Remembering Bradford Frost
On Sunday, January 22, the Capital Impact family lost a dear friend and colleague, Brad Frost. He will be remembered as an individual of integrity, thoughtfulness, sharp wit, and dedication. Brad wore his passion for Detroit on his sleeve and was an unceasing supporter, critic and advocate for the city and all its residents.
A prolific writer, he published many articles reflecting on his experiences living in Detroit and working to improve Detroit residents’ access to opportunity and economic mobility. Model D recently republished this piece, in which Brad reflects on his early days in the city and challenges those living and working here to seize what he called a “once-in-a-generation” opportunity to ensure that Detroit’s growth is inclusive.
My Detroit story started, of course, with a drive. As I rode east down Jefferson and crossed Alter Road—America’s starkest opportunity divide—I knew instantly why I was here.
I had just graduated college, and relocated from the D.C. area on a one-year fellowship. A white kid—with roots from Connecticut of all places—I came to contribute what I could to Detroit’s inclusive revitalization despite knowing little more about the city than tidbits of Americana and a seemingly endless barrage of negative headlines.
I remember vividly the raw sentiments I carried then about ‘Detroit’—how it represented all that was wrong in America with its pervasive crime, blight, and disinvestment.
But as time unfolded, it became very evident to me that it didn’t matter much to Detroiters that I was white. Or an outsider. Or new.
It only mattered that I was here.
That first year revealed an entirely different Detroit narrative. Instead of a barren city of hopelessness, I found a palpable energy and enthusiasm for the Detroit rising story, as well as a hustle to prove everyone wrong. That this city could indeed rise again as an epicenter of opportunity for all who chose to stay and everyone who dared to come made me hungry to latch on for the ride.
I was welcomed as part of the solution.
That solution revealed itself in a variety of ways including a book project Bradford led through the Detroit Institute of Arts called Reveal Your Detroit: An Intimate Look at a Great American City. Using disposable cameras, each participant captured people, places, and things that make their lives in Detroit distinctive, inspired by the questions “what does your Detroit look like?” and “how do you want others to see it?”

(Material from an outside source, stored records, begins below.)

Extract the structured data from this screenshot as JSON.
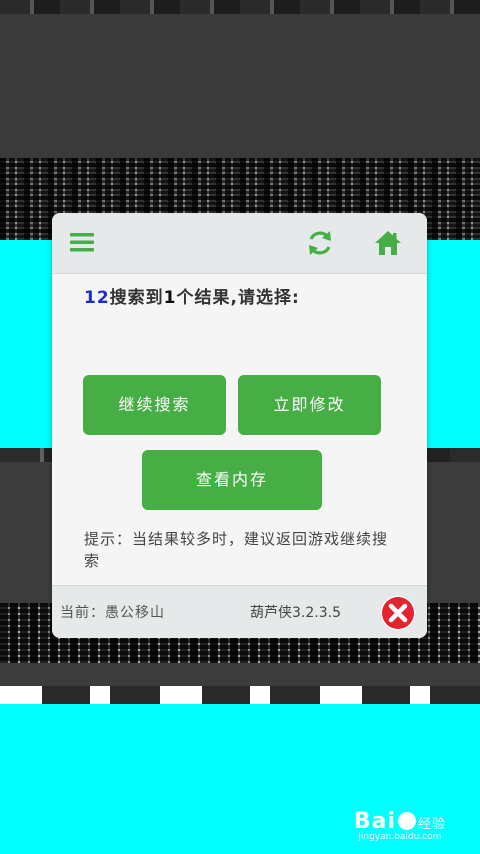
{
  "dialog": {
    "result": {
      "count_searched": "12",
      "text_a": "搜索到",
      "count_found": "1",
      "text_b": "个结果,请选择:"
    },
    "buttons": {
      "continue_label": "继续搜索",
      "modify_label": "立即修改",
      "memory_label": "查看内存"
    },
    "tip": "提示：当结果较多时，建议返回游戏继续搜索",
    "footer": {
      "current": "当前：愚公移山",
      "version": "葫芦侠3.2.3.5"
    }
  },
  "watermark": {
    "main_a": "Bai",
    "main_b": "经验",
    "sub": "jingyan.baidu.com"
  },
  "colors": {
    "accent_green": "#47ad45",
    "number_blue": "#1c2ec9",
    "close_red": "#e52230",
    "background_cyan": "#00ffff"
  },
  "icons": [
    "menu-icon",
    "refresh-icon",
    "home-icon",
    "close-icon"
  ]
}
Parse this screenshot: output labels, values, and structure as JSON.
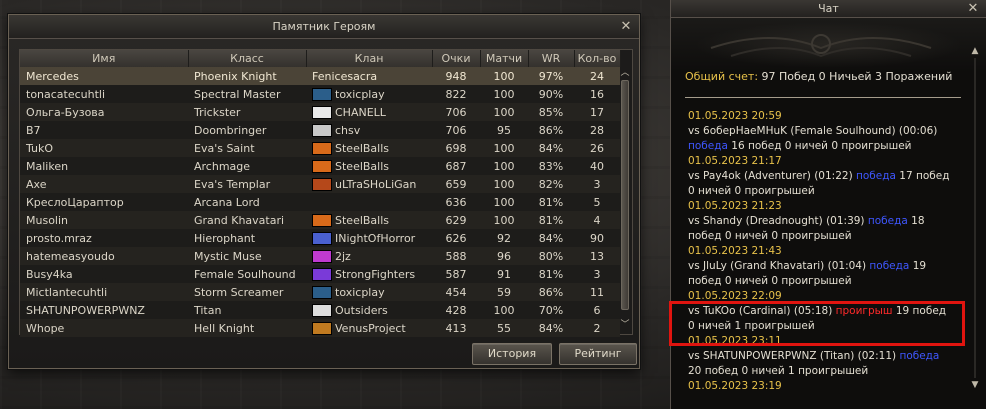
{
  "hero_window": {
    "title": "Памятник Героям",
    "close_symbol": "✕",
    "columns": [
      "Имя",
      "Класс",
      "Клан",
      "Очки",
      "Матчи",
      "WR",
      "Кол-во"
    ],
    "rows": [
      {
        "name": "Mercedes",
        "class": "Phoenix Knight",
        "clan": "Fenicesacra",
        "crest": "",
        "points": "948",
        "matches": "100",
        "wr": "97%",
        "count": "24",
        "selected": true
      },
      {
        "name": "tonacatecuhtli",
        "class": "Spectral Master",
        "clan": "toxicplay",
        "crest": "#2b5e8a",
        "points": "822",
        "matches": "100",
        "wr": "90%",
        "count": "16"
      },
      {
        "name": "Ольга-Бузова",
        "class": "Trickster",
        "clan": "CHANELL",
        "crest": "#e9e9e9",
        "points": "706",
        "matches": "100",
        "wr": "85%",
        "count": "17"
      },
      {
        "name": "B7",
        "class": "Doombringer",
        "clan": "chsv",
        "crest": "#c8c8c8",
        "points": "706",
        "matches": "95",
        "wr": "86%",
        "count": "28"
      },
      {
        "name": "TukO",
        "class": "Eva's Saint",
        "clan": "SteelBalls",
        "crest": "#d86a1a",
        "points": "698",
        "matches": "100",
        "wr": "84%",
        "count": "26"
      },
      {
        "name": "Maliken",
        "class": "Archmage",
        "clan": "SteelBalls",
        "crest": "#d86a1a",
        "points": "687",
        "matches": "100",
        "wr": "83%",
        "count": "40"
      },
      {
        "name": "Axe",
        "class": "Eva's Templar",
        "clan": "uLTraSHoLiGan",
        "crest": "#b5481a",
        "points": "659",
        "matches": "100",
        "wr": "82%",
        "count": "3"
      },
      {
        "name": "КреслоЦарaптор",
        "class": "Arcana Lord",
        "clan": "",
        "crest": "",
        "points": "636",
        "matches": "100",
        "wr": "81%",
        "count": "5"
      },
      {
        "name": "Musolin",
        "class": "Grand Khavatari",
        "clan": "SteelBalls",
        "crest": "#d86a1a",
        "points": "629",
        "matches": "100",
        "wr": "81%",
        "count": "4"
      },
      {
        "name": "prosto.mraz",
        "class": "Hierophant",
        "clan": "INightOfHorror",
        "crest": "#4a60d0",
        "points": "626",
        "matches": "92",
        "wr": "84%",
        "count": "90"
      },
      {
        "name": "hatemeasyoudo",
        "class": "Mystic Muse",
        "clan": "2jz",
        "crest": "#c03ad0",
        "points": "588",
        "matches": "96",
        "wr": "80%",
        "count": "13"
      },
      {
        "name": "Busy4ka",
        "class": "Female Soulhound",
        "clan": "StrongFighters",
        "crest": "#7a3ad8",
        "points": "587",
        "matches": "91",
        "wr": "81%",
        "count": "3"
      },
      {
        "name": "Mictlantecuhtli",
        "class": "Storm Screamer",
        "clan": "toxicplay",
        "crest": "#2b5e8a",
        "points": "454",
        "matches": "59",
        "wr": "86%",
        "count": "11"
      },
      {
        "name": "SHATUNPOWERPWNZ",
        "class": "Titan",
        "clan": "Outsiders",
        "crest": "#dddddd",
        "points": "428",
        "matches": "100",
        "wr": "70%",
        "count": "6"
      },
      {
        "name": "Whope",
        "class": "Hell Knight",
        "clan": "VenusProject",
        "crest": "#c07a20",
        "points": "413",
        "matches": "55",
        "wr": "84%",
        "count": "2"
      }
    ],
    "history_button": "История",
    "rating_button": "Рейтинг"
  },
  "chat_window": {
    "title": "Чат",
    "close_symbol": "✕",
    "score_label": "Общий счет:",
    "score_value": "97 Побед 0 Ничьей 3 Поражений",
    "entries": [
      {
        "date": "01.05.2023 20:59",
        "text": "vs 6оберНаеМНuK (Female Soulhound) (00:06)",
        "result": "победа",
        "result_type": "win",
        "tail": "16 побед 0 ничей 0 проигрышей"
      },
      {
        "date": "01.05.2023 21:17",
        "text": "vs Pay4ok (Adventurer) (01:22)",
        "result": "победа",
        "result_type": "win",
        "tail": "17 побед 0 ничей 0 проигрышей"
      },
      {
        "date": "01.05.2023 21:23",
        "text": "vs Shandy (Dreadnought) (01:39)",
        "result": "победа",
        "result_type": "win",
        "tail": "18 побед 0 ничей 0 проигрышей"
      },
      {
        "date": "01.05.2023 21:43",
        "text": "vs JluLy (Grand Khavatari) (01:04)",
        "result": "победа",
        "result_type": "win",
        "tail": "19 побед 0 ничей 0 проигрышей"
      },
      {
        "date": "01.05.2023 22:09",
        "text": "vs TuKOo (Cardinal) (05:18)",
        "result": "проигрыш",
        "result_type": "loss",
        "tail": "19 побед 0 ничей 1 проигрышей"
      },
      {
        "date": "01.05.2023 23:11",
        "text": "vs SHATUNPOWERPWNZ (Titan) (02:11)",
        "result": "победа",
        "result_type": "win",
        "tail": "20 побед 0 ничей 1 проигрышей"
      },
      {
        "date": "01.05.2023 23:19",
        "text": "",
        "result": "",
        "result_type": "win",
        "tail": ""
      }
    ],
    "scroll_up_symbol": "▲",
    "scroll_down_symbol": "▼"
  },
  "hero_scroll": {
    "up_symbol": "︿",
    "down_symbol": "﹀"
  }
}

We were pleased to have Brad join Capital Impact in 2013 at time when we were becoming more and more involved in the collaborative, decades-long effort to stabilize and revitalize the Woodward Corridor. Through his tireless efforts and clarity of voice, Brad transformed our efforts in Detroit. He inspired us to constantly challenge ourselves and our approach to addressing the complex issues facing the city by suggesting that the projects we finance should thoughtfully contribute to adding density, preserving a healthy neighborhood income mix, and ensuring access for all in Detroit’s highest-opportunity, mixed-use corridors.
This approach was part of an inclusive growth strategy – one that is core to our Detroit Program and informs our work nationally as well. That strategy was captured in his seminal report: Towards Inclusive Growth in Detroit: Density & Income Mix Strategies for Detroit’s Mixed-Use Corridors. He further contextualized that report in his blog post with accompanied videos.

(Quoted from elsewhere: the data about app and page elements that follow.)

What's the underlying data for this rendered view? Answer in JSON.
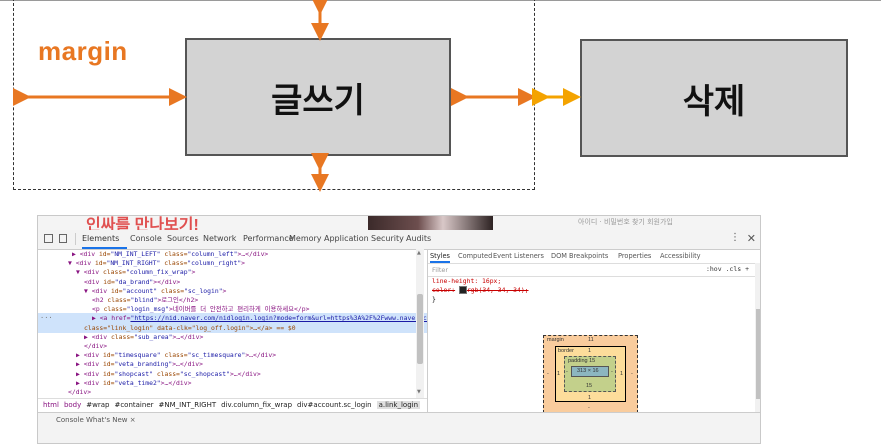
{
  "diagram": {
    "margin_label": "margin",
    "write_button": "글쓰기",
    "delete_button": "삭제",
    "arrow_color": "#e87722",
    "arrow_light_color": "#f4a300"
  },
  "devtools": {
    "page_peek_text": "인싸를 만나보기!",
    "page_peek_right": "아이디 · 비밀번호 찾기        회원가입",
    "tabs": [
      "Elements",
      "Console",
      "Sources",
      "Network",
      "Performance",
      "Memory",
      "Application",
      "Security",
      "Audits"
    ],
    "elements_lines": [
      {
        "pre": "▶ <",
        "tag": "div",
        "attr": " id=",
        "val": "\"NM_INT_LEFT\"",
        "attr2": " class=",
        "val2": "\"column_left\"",
        "post": ">…</div>"
      },
      {
        "pre": "▼ <",
        "tag": "div",
        "attr": " id=",
        "val": "\"NM_INT_RIGHT\"",
        "attr2": " class=",
        "val2": "\"column_right\"",
        "post": ">"
      },
      {
        "pre": "▼ <",
        "tag": "div",
        "attr": " class=",
        "val": "\"column_fix_wrap\"",
        "attr2": "",
        "val2": "",
        "post": ">"
      },
      {
        "pre": "<",
        "tag": "div",
        "attr": " id=",
        "val": "\"da_brand\"",
        "attr2": "",
        "val2": "",
        "post": "></div>"
      },
      {
        "pre": "▼ <",
        "tag": "div",
        "attr": " id=",
        "val": "\"account\"",
        "attr2": " class=",
        "val2": "\"sc_login\"",
        "post": ">"
      },
      {
        "pre": "<",
        "tag": "h2",
        "attr": " class=",
        "val": "\"blind\"",
        "attr2": "",
        "val2": "",
        "post": ">로그인</h2>"
      },
      {
        "pre": "<",
        "tag": "p",
        "attr": " class=",
        "val": "\"login_msg\"",
        "attr2": "",
        "val2": "",
        "post": ">네이버를 더 안전하고 편리하게 이용하세요</p>"
      }
    ],
    "selected_line_1_pre": "▶ <a href=",
    "selected_link": "\"https://nid.naver.com/nidlogin.login?mode=form&url=https%3A%2F%2Fwww.naver.com\"",
    "selected_line_2": "class=\"link_login\" data-clk=\"log_off.login\">…</a> == $0",
    "elements_tail": [
      {
        "pre": "▶ <",
        "tag": "div",
        "attr": " class=",
        "val": "\"sub_area\"",
        "attr2": "",
        "val2": "",
        "post": ">…</div>"
      },
      {
        "pre": "</",
        "tag": "div",
        "attr": "",
        "val": "",
        "attr2": "",
        "val2": "",
        "post": ">"
      },
      {
        "pre": "▶ <",
        "tag": "div",
        "attr": " id=",
        "val": "\"timesquare\"",
        "attr2": " class=",
        "val2": "\"sc_timesquare\"",
        "post": ">…</div>"
      },
      {
        "pre": "▶ <",
        "tag": "div",
        "attr": " id=",
        "val": "\"veta_branding\"",
        "attr2": "",
        "val2": "",
        "post": ">…</div>"
      },
      {
        "pre": "▶ <",
        "tag": "div",
        "attr": " id=",
        "val": "\"shopcast\"",
        "attr2": " class=",
        "val2": "\"sc_shopcast\"",
        "post": ">…</div>"
      },
      {
        "pre": "▶ <",
        "tag": "div",
        "attr": " id=",
        "val": "\"veta_time2\"",
        "attr2": "",
        "val2": "",
        "post": ">…</div>"
      },
      {
        "pre": "</",
        "tag": "div",
        "attr": "",
        "val": "",
        "attr2": "",
        "val2": "",
        "post": ">"
      }
    ],
    "breadcrumbs": [
      "html",
      "body",
      "#wrap",
      "#container",
      "#NM_INT_RIGHT",
      "div.column_fix_wrap",
      "div#account.sc_login",
      "a.link_login"
    ],
    "console_peek": "Console    What's New ×",
    "styles_tabs": [
      "Styles",
      "Computed",
      "Event Listeners",
      "DOM Breakpoints",
      "Properties",
      "Accessibility"
    ],
    "filter_placeholder": "Filter",
    "filter_options": ":hov  .cls  +",
    "css_lines": {
      "line1": "line-height: 16px;",
      "line2_prop": "color:",
      "line2_val": "rgb(34, 34, 34);",
      "line3": "}"
    },
    "box_model": {
      "margin_label": "margin",
      "margin_top": "11",
      "margin_bottom": "-",
      "margin_left": "-",
      "margin_right": "-",
      "border_label": "border",
      "border_value": "1",
      "padding_label": "padding 15",
      "padding_side": "-",
      "padding_bottom": "15",
      "content": "313 × 16"
    }
  }
}
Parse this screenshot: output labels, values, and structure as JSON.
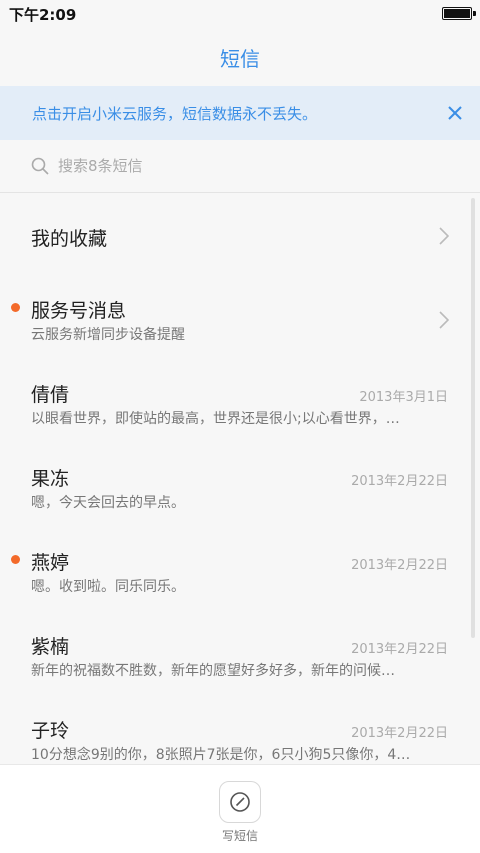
{
  "statusbar": {
    "time": "下午2:09"
  },
  "header": {
    "title": "短信"
  },
  "banner": {
    "text": "点击开启小米云服务，短信数据永不丢失。",
    "close_icon": "close-icon"
  },
  "search": {
    "placeholder": "搜索8条短信",
    "icon": "search-icon"
  },
  "list": {
    "favorites": {
      "label": "我的收藏"
    },
    "items": [
      {
        "name": "服务号消息",
        "preview": "云服务新增同步设备提醒",
        "date": "",
        "unread": true,
        "chevron": true
      },
      {
        "name": "倩倩",
        "preview": "以眼看世界，即使站的最高，世界还是很小;以心看世界，…",
        "date": "2013年3月1日",
        "unread": false
      },
      {
        "name": "果冻",
        "preview": "嗯，今天会回去的早点。",
        "date": "2013年2月22日",
        "unread": false
      },
      {
        "name": "燕婷",
        "preview": "嗯。收到啦。同乐同乐。",
        "date": "2013年2月22日",
        "unread": true
      },
      {
        "name": "紫楠",
        "preview": "新年的祝福数不胜数，新年的愿望好多好多，新年的问候…",
        "date": "2013年2月22日",
        "unread": false
      },
      {
        "name": "子玲",
        "preview": "10分想念9别的你，8张照片7张是你，6只小狗5只像你，4…",
        "date": "2013年2月22日",
        "unread": false
      }
    ]
  },
  "bottombar": {
    "compose_label": "写短信",
    "compose_icon": "compose-icon"
  },
  "colors": {
    "accent": "#3a8ee6",
    "unread_dot": "#f36a2a",
    "banner_bg": "#e3edf8"
  }
}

Brad was particularly proud of launching the Stay Midtown program in October 2016. Stay Midtown is a pilot initiative of Midtown Detroit, Inc. (MDI) and Capital Impact, with contributions from the Ford and Kresge Foundations, to provide inclusive housing interventions to support Midtown’s critical workforce households at most at risk of market displacement.
This initiative, grounded in a thorough body of research on resident displacement that Brad, Elizabeth Luther and others produced in mid-2016, values inclusive economic development in the district; aims to honor long-term residents of the area; and builds upon the success MDI and its partners have had in deploying similar efforts like the Live Midtown and Live Downtown programs over the last several years.

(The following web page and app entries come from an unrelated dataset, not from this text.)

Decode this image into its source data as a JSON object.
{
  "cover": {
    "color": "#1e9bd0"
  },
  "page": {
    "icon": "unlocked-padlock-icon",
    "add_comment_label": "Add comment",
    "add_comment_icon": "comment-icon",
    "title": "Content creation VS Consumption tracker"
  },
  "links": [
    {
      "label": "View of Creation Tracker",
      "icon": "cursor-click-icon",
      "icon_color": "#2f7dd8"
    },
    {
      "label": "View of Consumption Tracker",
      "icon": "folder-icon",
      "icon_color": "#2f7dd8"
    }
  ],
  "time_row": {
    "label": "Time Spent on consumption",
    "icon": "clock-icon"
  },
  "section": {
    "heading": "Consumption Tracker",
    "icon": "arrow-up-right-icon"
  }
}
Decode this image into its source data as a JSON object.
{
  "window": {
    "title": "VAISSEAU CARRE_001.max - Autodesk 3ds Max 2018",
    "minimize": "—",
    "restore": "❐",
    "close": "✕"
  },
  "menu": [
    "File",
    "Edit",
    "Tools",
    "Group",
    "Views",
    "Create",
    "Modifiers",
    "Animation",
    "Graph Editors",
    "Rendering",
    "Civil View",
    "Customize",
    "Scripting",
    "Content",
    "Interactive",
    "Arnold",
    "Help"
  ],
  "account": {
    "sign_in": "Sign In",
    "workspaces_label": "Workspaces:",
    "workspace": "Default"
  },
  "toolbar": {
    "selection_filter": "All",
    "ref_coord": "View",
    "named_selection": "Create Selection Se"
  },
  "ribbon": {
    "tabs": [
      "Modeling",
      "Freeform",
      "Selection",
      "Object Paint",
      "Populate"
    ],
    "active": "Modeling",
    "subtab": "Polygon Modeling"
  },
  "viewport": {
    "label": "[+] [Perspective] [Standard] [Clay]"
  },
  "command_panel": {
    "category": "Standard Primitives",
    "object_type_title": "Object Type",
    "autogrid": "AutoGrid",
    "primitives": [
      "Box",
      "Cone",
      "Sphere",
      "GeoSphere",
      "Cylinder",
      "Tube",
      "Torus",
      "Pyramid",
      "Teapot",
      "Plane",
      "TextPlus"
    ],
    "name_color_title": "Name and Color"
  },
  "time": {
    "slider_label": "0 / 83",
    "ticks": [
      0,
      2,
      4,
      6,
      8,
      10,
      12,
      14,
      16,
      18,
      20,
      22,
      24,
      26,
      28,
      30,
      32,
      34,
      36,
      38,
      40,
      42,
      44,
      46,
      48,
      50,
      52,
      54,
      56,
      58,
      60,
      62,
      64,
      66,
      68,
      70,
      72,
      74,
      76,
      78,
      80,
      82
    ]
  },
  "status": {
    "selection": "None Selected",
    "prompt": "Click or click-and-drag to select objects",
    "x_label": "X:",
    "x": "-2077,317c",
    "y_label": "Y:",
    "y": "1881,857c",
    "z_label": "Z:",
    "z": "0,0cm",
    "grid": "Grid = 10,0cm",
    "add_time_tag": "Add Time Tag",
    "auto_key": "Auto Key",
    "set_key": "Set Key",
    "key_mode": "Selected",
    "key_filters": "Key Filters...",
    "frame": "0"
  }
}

Brad’s body of work was honored in the book Just Change: How to Collaborate for Lasting Impact published by Living Cities in 2017.
For many in the Capital Impact family, experiencing Detroit meant taking a personal tour with Brad. Visiting staff that took advantage of that opportunity all recount the number of people who stopped him to chat, hug, share news or solicit advice.
We hope you join us in sending thoughts and prayers to Brad’s wife Dana, family and friends. As Brad himself would remind us, truly celebrating his life means to keep fighting for equity and inclusion in communities everywhere.
Following his diagnosis, Bradford published this deeply personal reflection in the Guardian. It ended with these words:
The truth is, we’re all terminal. I could also get hit by a bus tomorrow. Or I could beat the odds and live till I’m 90. But whatever my time left on this earth, I’ll now endeavor forward with some earned resolve.
I am the person I want to be. I’m not afraid.
At 35, he left this world much too early. But in that short time he made a huge impact that will continue to benefit people in communities for years to come. Our hearts are broken and he will be sorely missed, but his fight lives on in all of us.